Peter van der Geer

Associate Professor, Biochemistry

Undergraduate Advisor

office: CSL 322
phone: 619-594-5582
Geer photo

Curriculum Vitae

  • Doctoraal, University of Amsterdam, 1987;
  • Ph.D. University of Amsterdam, The Netherlands, 1993;
  • Postdoctoral Research, The Salk Institute, 1993-1994;
  • Postdoctoral Research, Samuel Lunenfeld Research Institute, 1994-1997;
  • UCSD, 1997-2005.


  • Dutch Cancer Society Fellowship, 1987-1989;
  • National Cancer Institute of Canada Postdoctoral Fellow, 1994-1997;
  • Hellman Foundation Fellow 1999 and 2003.

Research Interests

In a multicellular organism, cells have to communicate with each other so that they can coordinate their activities. Cellular communication is usually mediated by extracellular messenger molecules that are recognized by receptors present on the surface of target cells. Binding of a messenger molecule to a receptor results in biochemical changes within the cell that make it possible for the cell to respond to the incoming message. Many different processes, such as cell division, differentiation, cell migration, metabolism, and cell death, are regulated in response to extracellular messenger molecules.

Signal transduction is the process that translates the binding of a messenger molecule to its receptor into changes in biochemistry, cytoskeletal structure, or gene transcription. Receptor protein-tyrosine kinases represent one class of receptors for extracellular messenger molecules. They contain an extracellular ligand-binding domain and a cytoplasmic protein kinase domain and are activated directly by the interaction with specific extracellular ligands. Activated receptors autophosphorylate on tyrosine residues and autophosphorylation sites act as binding-sites for specific cellular signaling proteins. Signaling proteins, which often contain SH2 or PTB domains, mediate the activation of cellular signal transduction cascades in response to receptor activation.

We are interested in signal transduction by protein-tyrosine kinases with particular emphasis on the role of signaling proteins in this process. Most recently we have focused on proteolytic processing of the CSF-1 receptor and the function of Shc and c-Cbl during protein-tyrosine kinase signaling.

Selected Publications

  1. "STS-1 and STS-2, Multi-Enzyme Proteins Equipped to Mediate Protein–Protein Interactions,"
    Hayes, Barbara; van der Geer, Peter,
    Intl.

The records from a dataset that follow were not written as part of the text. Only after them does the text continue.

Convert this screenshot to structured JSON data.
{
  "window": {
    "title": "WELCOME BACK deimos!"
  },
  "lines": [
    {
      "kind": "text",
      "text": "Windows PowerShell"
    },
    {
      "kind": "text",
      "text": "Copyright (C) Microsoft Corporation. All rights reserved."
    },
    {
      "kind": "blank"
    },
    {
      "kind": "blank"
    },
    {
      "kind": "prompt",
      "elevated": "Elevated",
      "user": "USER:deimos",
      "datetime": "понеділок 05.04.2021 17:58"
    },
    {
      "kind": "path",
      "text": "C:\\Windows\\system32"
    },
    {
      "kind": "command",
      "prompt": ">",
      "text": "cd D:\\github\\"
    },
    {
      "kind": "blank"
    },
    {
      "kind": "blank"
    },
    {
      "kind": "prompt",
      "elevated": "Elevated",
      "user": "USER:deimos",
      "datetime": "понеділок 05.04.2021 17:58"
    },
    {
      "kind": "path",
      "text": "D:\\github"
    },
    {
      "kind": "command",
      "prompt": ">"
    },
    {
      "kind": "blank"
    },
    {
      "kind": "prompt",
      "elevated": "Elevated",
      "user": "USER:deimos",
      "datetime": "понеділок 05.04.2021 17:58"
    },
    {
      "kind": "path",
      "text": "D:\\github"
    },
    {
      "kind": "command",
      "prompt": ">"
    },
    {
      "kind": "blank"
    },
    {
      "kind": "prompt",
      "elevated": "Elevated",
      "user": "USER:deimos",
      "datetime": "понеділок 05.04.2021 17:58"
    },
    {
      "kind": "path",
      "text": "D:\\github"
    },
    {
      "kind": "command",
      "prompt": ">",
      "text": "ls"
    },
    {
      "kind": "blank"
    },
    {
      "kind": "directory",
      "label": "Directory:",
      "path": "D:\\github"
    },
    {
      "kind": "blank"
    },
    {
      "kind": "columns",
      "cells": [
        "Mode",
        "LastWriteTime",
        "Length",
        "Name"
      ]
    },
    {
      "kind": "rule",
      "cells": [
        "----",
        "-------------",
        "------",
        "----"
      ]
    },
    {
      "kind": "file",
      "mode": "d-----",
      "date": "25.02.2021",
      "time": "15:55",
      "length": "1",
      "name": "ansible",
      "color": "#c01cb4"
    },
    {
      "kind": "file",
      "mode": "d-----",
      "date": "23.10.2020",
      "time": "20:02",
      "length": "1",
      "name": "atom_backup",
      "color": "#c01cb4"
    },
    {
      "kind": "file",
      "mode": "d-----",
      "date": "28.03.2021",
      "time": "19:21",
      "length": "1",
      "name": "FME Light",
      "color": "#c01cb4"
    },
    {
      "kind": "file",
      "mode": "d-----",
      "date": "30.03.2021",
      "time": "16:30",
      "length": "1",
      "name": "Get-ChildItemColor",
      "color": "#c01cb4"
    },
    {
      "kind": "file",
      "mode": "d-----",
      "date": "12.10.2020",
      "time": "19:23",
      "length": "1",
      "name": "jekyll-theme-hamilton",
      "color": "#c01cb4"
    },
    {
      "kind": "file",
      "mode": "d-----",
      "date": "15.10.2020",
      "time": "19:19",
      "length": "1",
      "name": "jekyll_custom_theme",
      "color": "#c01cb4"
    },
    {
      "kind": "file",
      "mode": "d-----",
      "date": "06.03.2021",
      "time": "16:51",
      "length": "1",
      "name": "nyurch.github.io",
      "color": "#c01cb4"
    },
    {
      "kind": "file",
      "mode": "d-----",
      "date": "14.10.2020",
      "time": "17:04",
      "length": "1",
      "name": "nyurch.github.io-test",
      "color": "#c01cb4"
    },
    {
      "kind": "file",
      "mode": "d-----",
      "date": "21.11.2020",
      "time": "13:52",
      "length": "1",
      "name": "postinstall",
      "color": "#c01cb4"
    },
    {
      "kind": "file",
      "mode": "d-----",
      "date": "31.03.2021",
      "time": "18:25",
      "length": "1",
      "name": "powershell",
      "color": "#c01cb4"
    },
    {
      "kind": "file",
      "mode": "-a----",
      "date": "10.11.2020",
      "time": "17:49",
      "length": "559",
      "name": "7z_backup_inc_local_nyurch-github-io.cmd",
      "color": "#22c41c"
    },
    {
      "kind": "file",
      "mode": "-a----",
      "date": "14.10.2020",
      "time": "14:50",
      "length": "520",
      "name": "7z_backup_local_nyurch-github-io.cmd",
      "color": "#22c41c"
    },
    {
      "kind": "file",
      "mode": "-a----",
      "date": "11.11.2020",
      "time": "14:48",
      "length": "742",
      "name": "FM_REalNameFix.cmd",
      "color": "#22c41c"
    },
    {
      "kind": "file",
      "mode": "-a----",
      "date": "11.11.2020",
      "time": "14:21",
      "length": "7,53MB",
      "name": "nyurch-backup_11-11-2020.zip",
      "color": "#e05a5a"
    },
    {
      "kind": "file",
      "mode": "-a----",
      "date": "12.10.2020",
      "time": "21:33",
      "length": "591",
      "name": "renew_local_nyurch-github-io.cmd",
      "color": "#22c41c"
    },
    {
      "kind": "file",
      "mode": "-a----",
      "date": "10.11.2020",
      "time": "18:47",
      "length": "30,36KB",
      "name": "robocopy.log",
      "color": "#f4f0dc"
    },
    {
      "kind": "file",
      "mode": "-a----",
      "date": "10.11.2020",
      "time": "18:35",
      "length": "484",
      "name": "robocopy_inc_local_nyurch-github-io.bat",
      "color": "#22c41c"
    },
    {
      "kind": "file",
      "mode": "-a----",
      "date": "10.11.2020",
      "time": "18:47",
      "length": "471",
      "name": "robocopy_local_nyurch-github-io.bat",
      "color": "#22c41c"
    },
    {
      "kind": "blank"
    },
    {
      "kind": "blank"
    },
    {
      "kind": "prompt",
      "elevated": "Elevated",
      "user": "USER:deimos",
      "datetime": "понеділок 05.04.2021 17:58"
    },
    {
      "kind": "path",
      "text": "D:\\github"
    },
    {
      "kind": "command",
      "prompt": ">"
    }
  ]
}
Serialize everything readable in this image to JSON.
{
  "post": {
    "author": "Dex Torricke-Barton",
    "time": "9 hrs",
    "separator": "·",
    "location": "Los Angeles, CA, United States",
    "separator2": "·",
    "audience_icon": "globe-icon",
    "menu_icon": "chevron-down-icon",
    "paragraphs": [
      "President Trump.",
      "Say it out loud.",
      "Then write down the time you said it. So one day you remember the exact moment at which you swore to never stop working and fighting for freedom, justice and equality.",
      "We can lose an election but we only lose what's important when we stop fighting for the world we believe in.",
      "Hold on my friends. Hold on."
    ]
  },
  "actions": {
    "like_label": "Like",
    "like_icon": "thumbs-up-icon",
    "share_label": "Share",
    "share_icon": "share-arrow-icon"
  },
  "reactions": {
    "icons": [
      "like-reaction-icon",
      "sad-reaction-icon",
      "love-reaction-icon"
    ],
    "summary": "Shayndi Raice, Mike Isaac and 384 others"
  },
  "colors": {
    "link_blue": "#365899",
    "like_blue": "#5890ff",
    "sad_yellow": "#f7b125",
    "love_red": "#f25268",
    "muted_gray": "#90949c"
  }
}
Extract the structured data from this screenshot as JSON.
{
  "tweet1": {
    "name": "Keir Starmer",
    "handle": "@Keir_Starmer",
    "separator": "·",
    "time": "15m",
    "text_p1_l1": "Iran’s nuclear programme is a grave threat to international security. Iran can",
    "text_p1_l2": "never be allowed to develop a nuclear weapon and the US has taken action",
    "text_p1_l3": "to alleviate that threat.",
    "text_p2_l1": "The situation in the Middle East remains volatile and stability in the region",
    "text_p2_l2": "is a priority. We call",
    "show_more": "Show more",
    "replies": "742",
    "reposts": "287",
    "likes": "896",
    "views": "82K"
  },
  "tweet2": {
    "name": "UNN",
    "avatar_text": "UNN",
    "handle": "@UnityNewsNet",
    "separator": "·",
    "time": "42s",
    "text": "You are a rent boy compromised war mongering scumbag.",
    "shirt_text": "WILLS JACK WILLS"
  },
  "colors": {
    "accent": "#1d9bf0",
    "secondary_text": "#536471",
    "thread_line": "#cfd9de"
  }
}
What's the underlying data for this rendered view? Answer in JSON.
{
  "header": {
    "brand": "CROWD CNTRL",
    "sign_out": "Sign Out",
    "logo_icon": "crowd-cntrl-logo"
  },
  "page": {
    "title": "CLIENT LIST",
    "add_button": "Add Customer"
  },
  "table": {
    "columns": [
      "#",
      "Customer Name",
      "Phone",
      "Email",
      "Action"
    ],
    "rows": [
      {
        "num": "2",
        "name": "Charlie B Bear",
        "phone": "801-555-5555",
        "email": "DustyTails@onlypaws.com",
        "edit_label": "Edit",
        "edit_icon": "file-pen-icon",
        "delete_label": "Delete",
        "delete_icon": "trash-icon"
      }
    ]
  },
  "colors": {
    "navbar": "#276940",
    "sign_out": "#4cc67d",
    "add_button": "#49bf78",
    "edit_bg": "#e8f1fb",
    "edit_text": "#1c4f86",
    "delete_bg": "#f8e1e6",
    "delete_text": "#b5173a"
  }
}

J. Molec. Sci. 24, 9214 (2023). (doi: 10.3390/ijms24119214.)
  2. "Identification of STS-1 as a novel ShcA-binding protein,"
    Talitha van der Meulen, Spencer Swarts, Wolfgang Fischer, and Peter van der Geer,
    Biochemical and Biophysical Research Communications 490, 1334-1339 (2017). (doi:10.1016/j.bbrc.2017.07.024.)
  3. "Identification and mutagenesis of the TACE and gamma-secretase cleavage sites in the colony-stimulating factor 1 receptor,"
    Arrash Vahidi, Gary Glenn, and Peter van der Geer,
    Biochemical and Biophysical Research Communications 450, 782-787 (2014). (doi:10.1016/j.bbrc.2014.06.061.)
  4. "Wolfram Syndrome protein, Miner1, regulates sulphydryl redox status, the unfolded protein response, and Ca2+homeostasis,"
    Sandra E. Wiley, Alexander Y. Andreyev, Ajit S. Divakaruni, Robert Karisch, Guy Perkins, Estelle A. Wall, Peter van der Geer, Yi-Fan Chen, Ting-Fen Tsai, Melvin I. Simon, Benjamin G. Neel, Jack E. Dixon, and Anne N. Murphy,,
    EMBO Molecular Medicine 5, 904-918 (2013). (doi:10.1002/emmm.201201429.)
  5. "Protein instability following transport or storage on dry ice,"
    Brian M. Murphy, Spencer Swarts, Barbara M. Mueller, Peter van der Geer, Mark C. Manning, and Mark I. Fitchmun,
    Nature Methods 10, 278-279 (2013). (doi:10.1038/nmeth.2409.)